Murphy turned out to be a harder task than I ever expected, and brought me more self-doubt than I anticipated. That's true on other fronts. But things here have been hard in a different way than South Carolina, which was hard in the "if it doesn't kill you, it makes you stronger" sense of hard. I would say this past year has been a theme of moving on through disappointments, setbacks and doubt.
In South Carolina, I came to the conclusion that sometimes -- and I mean the work situation there -- the best choice in life is to throw up your hands, say screw it, this isn't working, and cut and run.
Here, it's been a year where cut and run wasn't an option on any front, really.
But Murphy is giving me hope that at least on his front, there's a reward for staying the course.

Mark your calendars

Murphy and Maddox are scheduled to go to New York for their IFTs on Jan. 9, 2007.

Of course, this being Guiding Eyes, that could -- and probably might -- change!

Tuesday, October 10, 2006

Also, another life truth.

No comment needed.

Why crates are good

Note the color and breed.....

Salem – A family of five was displaced from its home yesterday after the family dog started a fire by turning on the toaster while trying to get to a box of doughnuts.

The fire damaged the 27 Haverhill St. home of Steve and Joanne Berterand and killed the dog.

The incident happened while the family was at the Topsfield Fair, and the dog, a black Labrador retriever, apparently tried to get at a box of doughnuts that was on top of the toaster and accidentally turned on the toaster, according to Deputy Chief Michael P. Wallace

The thing is, I probably used to be one of the people who thought that crating a dog was bad. But now, I wouldn't have one without it. Even if Murphy flunks and becomes a "forever dog", he's going to have a crate.
I agree with the GEB philosophy of preventing him from being in a situation where he can be bad ... God knows how much havoc he could wreak without training and supervision. As it is, the tail is becoming a hazard to anything in its path.

Tuesday, October 03, 2006

Leaving his mark

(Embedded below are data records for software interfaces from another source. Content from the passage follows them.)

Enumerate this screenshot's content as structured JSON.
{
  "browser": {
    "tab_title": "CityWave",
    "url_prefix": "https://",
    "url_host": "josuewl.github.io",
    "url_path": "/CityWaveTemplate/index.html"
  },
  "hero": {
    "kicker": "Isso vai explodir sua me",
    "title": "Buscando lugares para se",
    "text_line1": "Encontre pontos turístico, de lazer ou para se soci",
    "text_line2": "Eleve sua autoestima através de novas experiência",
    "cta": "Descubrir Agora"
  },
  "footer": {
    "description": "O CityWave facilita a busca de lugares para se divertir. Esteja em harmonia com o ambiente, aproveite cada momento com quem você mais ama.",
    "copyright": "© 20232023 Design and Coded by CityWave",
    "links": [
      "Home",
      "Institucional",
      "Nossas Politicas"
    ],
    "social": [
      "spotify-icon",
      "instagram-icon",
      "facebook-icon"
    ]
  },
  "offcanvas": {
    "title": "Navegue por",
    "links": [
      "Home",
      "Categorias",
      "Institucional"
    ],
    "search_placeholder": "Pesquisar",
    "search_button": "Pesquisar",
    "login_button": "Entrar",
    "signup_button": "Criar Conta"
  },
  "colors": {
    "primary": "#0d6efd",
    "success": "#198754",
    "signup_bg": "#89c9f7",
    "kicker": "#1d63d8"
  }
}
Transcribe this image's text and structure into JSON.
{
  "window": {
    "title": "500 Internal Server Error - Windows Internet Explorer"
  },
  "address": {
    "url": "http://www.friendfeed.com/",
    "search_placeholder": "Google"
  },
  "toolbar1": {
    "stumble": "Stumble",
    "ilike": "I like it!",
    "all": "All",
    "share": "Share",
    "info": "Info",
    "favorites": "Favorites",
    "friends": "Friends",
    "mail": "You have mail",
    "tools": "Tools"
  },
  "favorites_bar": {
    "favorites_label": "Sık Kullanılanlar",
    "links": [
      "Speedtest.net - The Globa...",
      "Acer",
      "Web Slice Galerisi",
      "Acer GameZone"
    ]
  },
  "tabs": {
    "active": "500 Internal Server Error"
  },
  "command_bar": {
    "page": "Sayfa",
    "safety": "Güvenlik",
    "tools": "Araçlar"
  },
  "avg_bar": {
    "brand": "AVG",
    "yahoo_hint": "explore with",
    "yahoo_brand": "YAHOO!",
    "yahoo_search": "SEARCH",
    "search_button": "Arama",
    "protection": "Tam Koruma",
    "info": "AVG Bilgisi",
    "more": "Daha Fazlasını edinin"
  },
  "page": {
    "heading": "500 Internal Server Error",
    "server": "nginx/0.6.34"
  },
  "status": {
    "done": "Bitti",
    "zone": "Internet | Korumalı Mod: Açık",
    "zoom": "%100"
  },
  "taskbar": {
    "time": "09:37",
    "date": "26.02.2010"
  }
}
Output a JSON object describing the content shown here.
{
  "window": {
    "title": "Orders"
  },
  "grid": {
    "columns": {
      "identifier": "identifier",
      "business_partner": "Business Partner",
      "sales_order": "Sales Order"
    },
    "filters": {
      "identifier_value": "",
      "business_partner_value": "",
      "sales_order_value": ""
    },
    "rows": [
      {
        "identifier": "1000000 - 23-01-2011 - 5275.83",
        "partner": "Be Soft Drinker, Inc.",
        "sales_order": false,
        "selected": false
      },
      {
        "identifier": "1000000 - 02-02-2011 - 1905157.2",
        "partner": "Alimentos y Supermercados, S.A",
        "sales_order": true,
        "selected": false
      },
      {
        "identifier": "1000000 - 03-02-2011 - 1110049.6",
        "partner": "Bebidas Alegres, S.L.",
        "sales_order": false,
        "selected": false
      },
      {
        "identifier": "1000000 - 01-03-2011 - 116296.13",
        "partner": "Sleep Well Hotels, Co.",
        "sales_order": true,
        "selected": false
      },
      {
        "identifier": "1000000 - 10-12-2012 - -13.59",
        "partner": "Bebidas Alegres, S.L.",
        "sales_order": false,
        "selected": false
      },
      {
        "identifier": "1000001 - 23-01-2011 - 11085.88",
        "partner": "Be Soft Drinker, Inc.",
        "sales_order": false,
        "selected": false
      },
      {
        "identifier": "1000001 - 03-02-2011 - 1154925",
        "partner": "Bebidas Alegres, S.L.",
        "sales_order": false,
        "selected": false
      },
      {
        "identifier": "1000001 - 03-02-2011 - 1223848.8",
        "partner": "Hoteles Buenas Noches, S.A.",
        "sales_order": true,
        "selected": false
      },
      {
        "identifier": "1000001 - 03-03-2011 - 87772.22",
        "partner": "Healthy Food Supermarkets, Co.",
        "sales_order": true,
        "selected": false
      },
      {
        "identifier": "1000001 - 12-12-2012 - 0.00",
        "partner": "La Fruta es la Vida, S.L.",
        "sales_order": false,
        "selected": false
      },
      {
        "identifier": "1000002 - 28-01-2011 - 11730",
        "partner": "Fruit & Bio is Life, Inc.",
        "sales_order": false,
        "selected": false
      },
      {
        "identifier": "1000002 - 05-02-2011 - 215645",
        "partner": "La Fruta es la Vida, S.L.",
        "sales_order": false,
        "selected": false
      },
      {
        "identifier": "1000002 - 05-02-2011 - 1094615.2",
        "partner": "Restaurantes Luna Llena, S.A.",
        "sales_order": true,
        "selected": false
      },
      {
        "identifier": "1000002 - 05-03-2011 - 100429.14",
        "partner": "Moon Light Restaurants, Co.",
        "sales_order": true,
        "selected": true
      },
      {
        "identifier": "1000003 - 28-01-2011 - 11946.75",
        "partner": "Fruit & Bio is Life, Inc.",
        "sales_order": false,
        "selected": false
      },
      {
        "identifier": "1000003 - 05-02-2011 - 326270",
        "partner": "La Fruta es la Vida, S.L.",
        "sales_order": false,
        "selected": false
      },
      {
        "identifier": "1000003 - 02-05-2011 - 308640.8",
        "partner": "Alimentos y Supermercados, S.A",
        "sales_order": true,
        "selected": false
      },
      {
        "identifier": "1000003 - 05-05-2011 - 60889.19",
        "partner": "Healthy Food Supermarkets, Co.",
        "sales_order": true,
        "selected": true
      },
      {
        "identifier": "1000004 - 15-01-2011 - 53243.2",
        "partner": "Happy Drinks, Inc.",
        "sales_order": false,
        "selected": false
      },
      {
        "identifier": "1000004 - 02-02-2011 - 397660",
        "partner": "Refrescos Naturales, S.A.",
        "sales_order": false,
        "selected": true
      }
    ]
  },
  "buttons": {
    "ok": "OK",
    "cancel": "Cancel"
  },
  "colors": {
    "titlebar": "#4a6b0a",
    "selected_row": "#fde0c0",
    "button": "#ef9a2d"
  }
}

Even if Murphy leaves and becomes a guide, I will always have a physical memory of his time here.
About six weeks ago, I was trying to exercise him on a long line in a groggy, nasty bug-induced state. Whether it was my haste, my innate clumsiness or the doping qualities of Robitussin, I failed to note the long line wrapped around my bare ankle before hurling Murphy's frisbee -- his favorite thing in the world.
In a word, ow.
I ended up with a neat 1/4 inch deep raw imprint of his line, about 3/4 inch wide, around two-thirds of my ankle. Within days, despite immediate washing and medicine, the wound had swollen and I had angry streaks of red halfway up my calf and down to my instep. I knew where that line had been, and so I wound up at the doctor for her to confirm that, yes, the wound was infected, and yes, I needed antibiotics.
Suffice it to say that visuals were considered and rejected for this topic. Six weeks later, and the thing is finally healed, but I suspect scarred for life. Right now it looks like a pink ankle bracelet. Thank goodness it's getting chillier and I have less opportunity to flash a bare ankle. I got lots of surreptitious looks.
I was thinking about it now, because I was thinking about how this nearly a year with Murphy has changed me, probably in a lot of ways that I don't even yet understand. I stitched a saying for Nina's 20th anniversary party: "Dogs leave pawprints on our hearts." And it really is true.
Murphy turned 1 on Sept. 15, and it's only sinking in how he has started to mature almost overnight. He still has his puppy moments, and he still is displaying stress in some situations. But I can actually start to visualize him guiding some day. And, more importantly, I think I'm actually reaching the point where I'm focusing on him, on us, and less about how I think he ought to be doing, or how I think other pups are doing.
"He will be what he is supposed to be," Nina said.
Dogs and Zen. Who've have thunk that Zen could come with so much chaos?